“I would be joining an army that is constantly on alert and fighting. It is a little intimidating, but it is not like it will drive me away,” she said.
Armendariz, whose grandparents are the only members of her family who have been to Israel, was there during the ground operation over the summer. She remembers hearing sirens and explosions; she said she was always on the lookout for the closest shelter and had her glasses and shoes nearby when she went to bed in case of rocket fire during the night.
“I was just like … ‘I’m in a war right now.’ It was so scary,” said Armendariz, 19. “I really don’t know how to explain it.
“When I landed in July, there was a dark cloud over Israel, in a way,” she added. “But I was so happy to be there.
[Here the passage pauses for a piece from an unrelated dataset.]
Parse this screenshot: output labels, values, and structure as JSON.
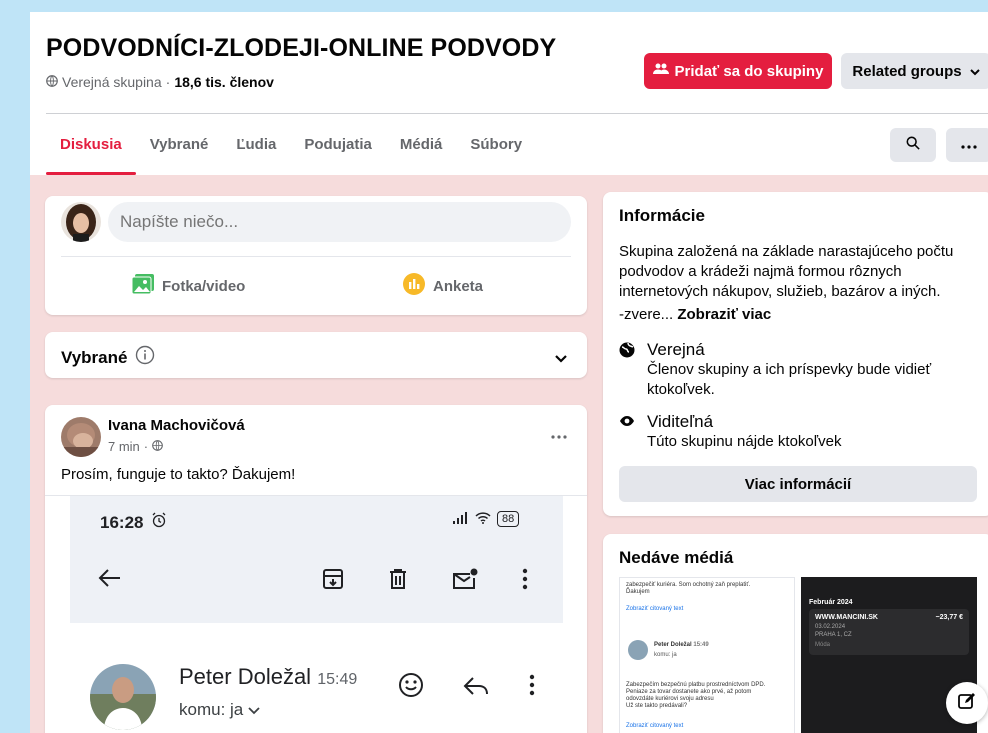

After realizing how happy I was despite everything, I knew that it was the place I wanted to be.”
Armendariz’s family is mostly on board with her choice to move to Israel.
“My dad thinks I’m being dumb, but my mom is totally supportive. She just wants to be sure that I am not missing out on any opportunities here if I go,” she said. “My grandparents even said that they might make Aliyah with me if the timing is right.”
The only kink to Armendariz’s plans would be if she is accepted into a master’s program, she said.
Schuster said no one in his family was on board with his decision.
“We were all very worried about him and wanted him to continue with his studies and get a degree first,” Eden said. “However, once he made his definitive decision to go, everyone was very supportive and proud of him.”
“I have chosen to leave everything I know, everyone I know and the life I once had to move to Israel,” Schuster said in the email interview. “Many call me crazy, here as well as in the U.S. They may be right, but my love for this country outgrows every other. My family was the toughest part about leaving.”
Eden Schuster, a junior at Arizona State University, and Daniel Schuster, a high school senior, both said they plan to follow their brother’s lead and move to Israel to join the military.
Armendariz said Israel is home for her.
“It might sound cliché, but that’s the truth. It’s a place where I’m happy, where I’m comfortable,” she said. “It’s the place I want to be. It’s home.”
Leah Cresswell is a reporter at Arizona Sonora News, a service from the University of Arizona. Reach her at firstname.lastname@example.org